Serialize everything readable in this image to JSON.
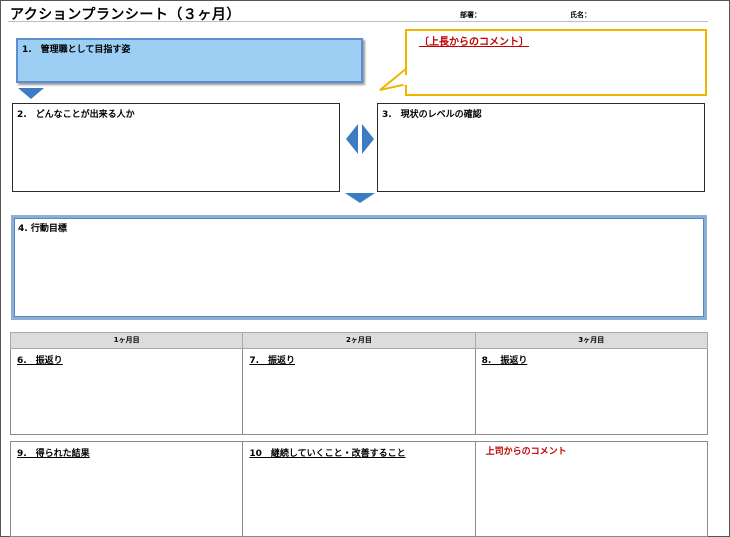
{
  "header": {
    "title": "アクションプランシート（３ヶ月）",
    "department_label": "部署：",
    "name_label": "氏名："
  },
  "sections": {
    "s1": "1.　管理職として目指す姿",
    "s2": "2.　どんなことが出来る人か",
    "s3": "3.　現状のレベルの確認",
    "s4": "4. 行動目標"
  },
  "callout": {
    "text": "〔上長からのコメント〕"
  },
  "review_table": {
    "months": [
      "1ヶ月目",
      "2ヶ月目",
      "3ヶ月目"
    ],
    "review_row": [
      "6.　振返り",
      "7.　振返り",
      "8.　振返り"
    ],
    "result_row": [
      "9.　得られた結果",
      "10　継続していくこと・改善すること",
      "上司からのコメント"
    ]
  },
  "colors": {
    "box1_fill": "#9dcff5",
    "arrow_blue": "#3d7cc2",
    "callout_border": "#f0b400",
    "comment_red": "#c00000"
  },
  "icons": {
    "down_arrow": "triangle-down",
    "left_right_arrows": "triangle-left-right"
  }
}
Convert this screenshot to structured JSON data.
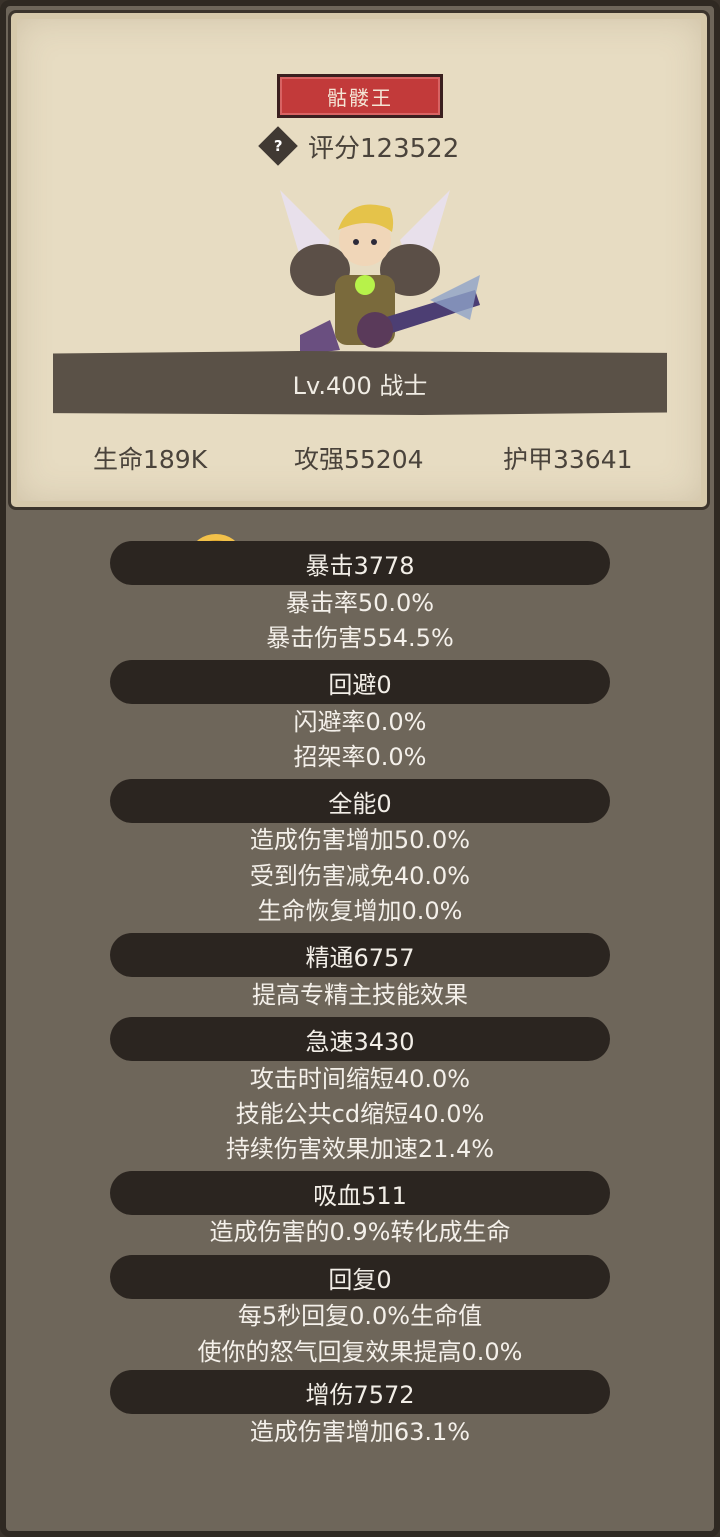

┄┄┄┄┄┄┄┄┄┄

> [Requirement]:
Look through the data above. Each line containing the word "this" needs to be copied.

> [Task answer]:
Serialize everything readable in this image to JSON.
Convert this screenshot to structured JSON data.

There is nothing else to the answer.